Landmarks languish in limbo

Freedom New Mexico: Liliana Castillo Clovis MainStreet helped secure two grants to clean up the Hotel Clovis earlier this year.

By Eric Butler: Freedom New Mexico

The excitement is almost tangible when some locals talk about rebuilding the oldest, grandest hotels in Clovis and Portales.

But if hope puts gleam in the eyes, reality often provides the floaters.

Still, those with the dream press on.

“I’m not concerned,” said Robyne Beaubien, executive director of Clovis MainStreet, when asked about a delay transferring ownership of the Hotel Clovis between the city and Tierra Realty of Taos.

“It’s my understanding that the developer they’re negotiating with is looking to do housing and if tax credits are part of it, that application process isn’t even until January,” said Beaubien. Her group helped secure two grants to clean up the Hotel Clovis earlier this year.

In April, Clovis city commissioners approved a transfer of ownership for the 78-year-old facility to Tierra Realty. At the time, it was hoped the transfer paperwork would be completed by July 31.

According to Clovis City Manager Joe Thomas, however, a final agreement has not yet been reached.

“We are still trying to finalize a contract with the proposed developer,” said Thomas, who said no unusual delays were taking place. “Nothing other than the usual give-and-take on the contract. They make a recommendation and we look at it, we make a counter-recommendation — it’s just negotiation back and forth.”

Tierra Realty, owned by Steve Crozier, expressed interest in turning the structure into an apartment complex. It’s the closest the Hotel Clovis has come to renewal since it closed in 1983.

The Portales Inn, however, has been this close, too.

The four-story building a block south of east-bound traffic on U.S. Highway 70 has been shut down since 2000. In 2006, owners of businesses nearby were certain it was going to reopen soon and expressed their excitement, or indifference, according to an article in the Portales News-Tribune.

It never happened.

“I wasn’t here, but it was probably a speculative announcement. I’m sure it was a developer who was excited about it,” said Greg Fisher, economic development director for the Roosevelt County Community Development Corp.

“Once we had a guy out of Santa Fe who was really into it. That was in ‘08, but his wife didn’t want him coming down here all the time,” Fisher said. “We had another group who did a whole assessment on it and they almost got there, but didn’t quite.
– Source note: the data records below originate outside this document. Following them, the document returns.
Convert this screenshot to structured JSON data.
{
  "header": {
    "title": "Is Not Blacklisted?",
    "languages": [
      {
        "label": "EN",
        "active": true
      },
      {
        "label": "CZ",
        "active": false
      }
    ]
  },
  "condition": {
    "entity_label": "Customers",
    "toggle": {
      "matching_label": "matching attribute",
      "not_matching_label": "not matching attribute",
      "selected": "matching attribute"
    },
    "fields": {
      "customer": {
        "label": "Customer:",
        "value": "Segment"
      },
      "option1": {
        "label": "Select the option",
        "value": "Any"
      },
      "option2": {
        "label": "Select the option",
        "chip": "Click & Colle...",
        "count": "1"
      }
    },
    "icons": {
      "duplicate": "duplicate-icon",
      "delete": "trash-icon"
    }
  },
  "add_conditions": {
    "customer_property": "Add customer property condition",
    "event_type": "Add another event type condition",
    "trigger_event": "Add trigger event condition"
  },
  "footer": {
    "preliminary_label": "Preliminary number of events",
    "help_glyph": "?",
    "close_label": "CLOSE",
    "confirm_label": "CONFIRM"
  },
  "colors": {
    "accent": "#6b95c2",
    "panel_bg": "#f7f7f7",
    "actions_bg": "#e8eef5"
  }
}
Then the recession hit.”

The Portales Inn, which originally opened as the Calboykin Hotel in 1951, was the focus of a visit last week from a group of California developers.

Danny Woodward, president of Portales MainStreet, tried to suppress optimism about turning the old hotel into a viable part of modern downtown Portales — “tried” being the operative word.

“We’re showing it all the time. Whether someone wants to come in and show apartments and turn the downstairs into retail — we can utilize any of that,” said Woodward of the 60-room structure. “It’s in good shape; it shows very well. The structure is very, very sound and that last guy we showed it to was impressed.”

Portales MainStreet is actually the owner of the Portales Inn. The ownership came as part of a trade with Western Bank, which was looking for land in return for a swap, according to Woodward.

In Clovis, the city acquired the Hotel Clovis in 2004. For the time being, it’s still in possession of the city.

In the works, according to all involved, is the pending $13 million project to turn it into apartments — with the city committed to $500,000 of that amount.

“It takes time; everything is incremental when it comes to revitalizing downtown,” Beaubien said. “You take little steps and then something big happens and then you take some more little steps.

“It (the Hotel Clovis) has sat vacant for many years and it’s not going to be fixed overnight.”